Pull out every line with the word "status" from the entries below.

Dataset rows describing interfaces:
────

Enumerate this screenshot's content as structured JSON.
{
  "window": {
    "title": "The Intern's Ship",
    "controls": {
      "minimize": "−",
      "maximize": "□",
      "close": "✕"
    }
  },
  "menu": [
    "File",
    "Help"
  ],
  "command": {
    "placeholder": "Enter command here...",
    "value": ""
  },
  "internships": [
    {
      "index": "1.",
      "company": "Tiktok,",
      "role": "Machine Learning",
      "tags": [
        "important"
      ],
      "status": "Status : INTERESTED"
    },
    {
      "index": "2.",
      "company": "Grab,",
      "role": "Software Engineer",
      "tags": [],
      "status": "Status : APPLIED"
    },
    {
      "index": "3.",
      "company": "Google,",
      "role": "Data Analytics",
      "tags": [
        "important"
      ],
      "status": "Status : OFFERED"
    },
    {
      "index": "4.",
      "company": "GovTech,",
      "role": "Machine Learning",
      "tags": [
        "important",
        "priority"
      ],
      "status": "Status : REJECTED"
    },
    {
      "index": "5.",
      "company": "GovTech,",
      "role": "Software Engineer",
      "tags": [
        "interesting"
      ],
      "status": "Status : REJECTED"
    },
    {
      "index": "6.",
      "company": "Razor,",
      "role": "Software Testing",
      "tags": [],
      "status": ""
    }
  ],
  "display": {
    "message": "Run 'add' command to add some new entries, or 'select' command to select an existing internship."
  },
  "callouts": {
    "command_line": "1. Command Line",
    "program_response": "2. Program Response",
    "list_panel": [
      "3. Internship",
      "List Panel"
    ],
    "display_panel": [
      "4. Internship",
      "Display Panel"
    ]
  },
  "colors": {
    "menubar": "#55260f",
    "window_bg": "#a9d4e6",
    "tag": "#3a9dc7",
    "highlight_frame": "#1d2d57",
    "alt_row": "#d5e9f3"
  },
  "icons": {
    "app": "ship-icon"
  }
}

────

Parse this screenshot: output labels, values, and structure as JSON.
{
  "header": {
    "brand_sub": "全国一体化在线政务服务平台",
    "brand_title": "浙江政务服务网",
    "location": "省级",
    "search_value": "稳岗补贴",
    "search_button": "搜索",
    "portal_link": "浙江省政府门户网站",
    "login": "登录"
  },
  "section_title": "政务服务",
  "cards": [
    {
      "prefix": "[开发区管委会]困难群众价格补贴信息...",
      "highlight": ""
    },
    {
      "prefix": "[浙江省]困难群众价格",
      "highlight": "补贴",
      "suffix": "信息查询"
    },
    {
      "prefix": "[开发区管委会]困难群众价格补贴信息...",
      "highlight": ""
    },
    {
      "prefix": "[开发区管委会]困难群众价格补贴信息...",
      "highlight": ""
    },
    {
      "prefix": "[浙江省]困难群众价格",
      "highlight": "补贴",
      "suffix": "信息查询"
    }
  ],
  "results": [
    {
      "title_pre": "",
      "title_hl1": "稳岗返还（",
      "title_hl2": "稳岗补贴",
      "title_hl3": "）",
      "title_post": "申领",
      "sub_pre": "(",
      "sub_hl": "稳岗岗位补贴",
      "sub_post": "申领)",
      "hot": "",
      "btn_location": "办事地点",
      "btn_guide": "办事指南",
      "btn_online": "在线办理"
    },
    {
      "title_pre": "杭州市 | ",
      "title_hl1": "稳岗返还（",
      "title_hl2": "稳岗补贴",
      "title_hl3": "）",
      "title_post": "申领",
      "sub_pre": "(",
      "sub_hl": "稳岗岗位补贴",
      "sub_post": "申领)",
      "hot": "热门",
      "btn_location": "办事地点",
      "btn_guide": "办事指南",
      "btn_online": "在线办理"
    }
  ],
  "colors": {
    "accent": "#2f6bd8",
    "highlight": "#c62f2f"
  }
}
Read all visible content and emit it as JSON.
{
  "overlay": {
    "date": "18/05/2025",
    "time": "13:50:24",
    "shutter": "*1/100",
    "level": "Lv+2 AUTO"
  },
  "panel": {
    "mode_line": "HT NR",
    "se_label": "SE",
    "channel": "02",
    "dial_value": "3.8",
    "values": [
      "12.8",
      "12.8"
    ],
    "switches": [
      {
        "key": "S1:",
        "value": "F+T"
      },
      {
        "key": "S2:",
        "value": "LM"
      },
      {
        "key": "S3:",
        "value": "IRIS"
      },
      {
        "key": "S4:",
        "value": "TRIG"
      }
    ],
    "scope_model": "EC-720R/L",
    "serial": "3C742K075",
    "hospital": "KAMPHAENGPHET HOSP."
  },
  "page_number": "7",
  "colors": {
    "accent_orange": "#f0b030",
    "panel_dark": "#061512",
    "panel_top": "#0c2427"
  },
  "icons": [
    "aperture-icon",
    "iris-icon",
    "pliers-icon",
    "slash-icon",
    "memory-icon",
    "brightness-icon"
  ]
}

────

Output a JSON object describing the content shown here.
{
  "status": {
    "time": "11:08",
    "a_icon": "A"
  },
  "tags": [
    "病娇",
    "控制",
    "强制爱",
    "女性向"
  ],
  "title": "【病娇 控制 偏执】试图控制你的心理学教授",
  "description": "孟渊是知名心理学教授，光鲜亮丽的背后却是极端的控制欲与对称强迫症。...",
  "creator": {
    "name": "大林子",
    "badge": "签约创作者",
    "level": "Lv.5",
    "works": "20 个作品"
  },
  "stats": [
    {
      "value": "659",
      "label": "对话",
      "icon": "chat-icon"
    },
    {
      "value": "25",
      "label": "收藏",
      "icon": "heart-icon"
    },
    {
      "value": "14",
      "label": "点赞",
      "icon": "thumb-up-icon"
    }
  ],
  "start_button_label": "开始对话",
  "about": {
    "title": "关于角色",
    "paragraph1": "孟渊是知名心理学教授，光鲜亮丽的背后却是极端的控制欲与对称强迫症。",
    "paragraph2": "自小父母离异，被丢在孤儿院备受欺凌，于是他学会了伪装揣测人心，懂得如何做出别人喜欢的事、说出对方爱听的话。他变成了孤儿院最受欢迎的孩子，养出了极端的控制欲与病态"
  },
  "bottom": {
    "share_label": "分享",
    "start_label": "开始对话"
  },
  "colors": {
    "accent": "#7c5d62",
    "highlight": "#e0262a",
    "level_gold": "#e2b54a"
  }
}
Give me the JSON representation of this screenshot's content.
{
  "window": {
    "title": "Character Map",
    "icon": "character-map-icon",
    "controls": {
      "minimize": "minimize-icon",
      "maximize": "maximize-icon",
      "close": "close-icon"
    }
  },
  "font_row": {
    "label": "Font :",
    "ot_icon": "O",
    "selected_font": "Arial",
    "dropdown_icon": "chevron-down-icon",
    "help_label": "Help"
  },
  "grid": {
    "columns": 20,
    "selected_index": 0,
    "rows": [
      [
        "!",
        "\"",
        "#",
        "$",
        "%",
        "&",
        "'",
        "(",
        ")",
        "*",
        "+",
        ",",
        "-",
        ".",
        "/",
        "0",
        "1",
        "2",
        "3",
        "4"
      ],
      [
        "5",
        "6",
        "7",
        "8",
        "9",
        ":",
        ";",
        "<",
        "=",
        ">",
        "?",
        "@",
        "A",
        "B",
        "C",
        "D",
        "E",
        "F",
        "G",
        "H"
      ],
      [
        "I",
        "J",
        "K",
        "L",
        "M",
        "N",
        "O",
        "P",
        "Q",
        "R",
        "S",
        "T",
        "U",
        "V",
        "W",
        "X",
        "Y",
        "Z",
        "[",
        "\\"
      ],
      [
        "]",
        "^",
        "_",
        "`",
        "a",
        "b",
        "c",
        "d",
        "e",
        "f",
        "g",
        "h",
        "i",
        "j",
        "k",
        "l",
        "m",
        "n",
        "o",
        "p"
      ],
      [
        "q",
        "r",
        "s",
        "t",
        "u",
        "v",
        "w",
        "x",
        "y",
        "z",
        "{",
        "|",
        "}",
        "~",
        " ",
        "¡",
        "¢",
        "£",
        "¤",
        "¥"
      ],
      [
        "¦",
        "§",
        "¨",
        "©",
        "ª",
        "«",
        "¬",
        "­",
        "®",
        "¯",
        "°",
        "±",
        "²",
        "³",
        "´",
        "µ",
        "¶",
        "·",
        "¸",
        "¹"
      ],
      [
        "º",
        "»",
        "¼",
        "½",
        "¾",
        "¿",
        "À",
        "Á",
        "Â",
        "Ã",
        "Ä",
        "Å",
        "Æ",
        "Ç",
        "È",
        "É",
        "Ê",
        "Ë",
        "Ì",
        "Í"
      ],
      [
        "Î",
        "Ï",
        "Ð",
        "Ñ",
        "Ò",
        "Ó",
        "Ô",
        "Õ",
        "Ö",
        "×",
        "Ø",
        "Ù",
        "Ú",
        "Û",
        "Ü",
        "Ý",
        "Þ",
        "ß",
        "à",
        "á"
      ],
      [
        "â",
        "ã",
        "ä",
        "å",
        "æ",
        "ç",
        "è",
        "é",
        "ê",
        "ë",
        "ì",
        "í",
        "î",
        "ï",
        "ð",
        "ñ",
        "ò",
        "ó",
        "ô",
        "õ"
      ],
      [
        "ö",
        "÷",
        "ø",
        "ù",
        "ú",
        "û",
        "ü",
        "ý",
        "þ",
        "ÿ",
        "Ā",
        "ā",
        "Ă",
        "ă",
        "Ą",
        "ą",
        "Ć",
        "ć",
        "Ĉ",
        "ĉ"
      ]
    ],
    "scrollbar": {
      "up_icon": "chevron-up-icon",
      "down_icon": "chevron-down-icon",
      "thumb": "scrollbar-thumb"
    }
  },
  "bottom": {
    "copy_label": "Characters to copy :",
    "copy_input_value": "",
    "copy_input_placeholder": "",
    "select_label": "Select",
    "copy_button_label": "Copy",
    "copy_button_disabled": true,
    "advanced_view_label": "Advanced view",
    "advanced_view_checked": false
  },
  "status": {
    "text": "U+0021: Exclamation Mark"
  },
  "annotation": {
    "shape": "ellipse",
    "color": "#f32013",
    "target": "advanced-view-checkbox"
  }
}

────

COMPLETED TASK:
      "status": "Status : INTERESTED"
      "status": "Status : APPLIED"
      "status": "Status : OFFERED"
      "status": "Status : REJECTED"
      "status": "Status : REJECTED"
      "status": ""
  "status": {
  "status": {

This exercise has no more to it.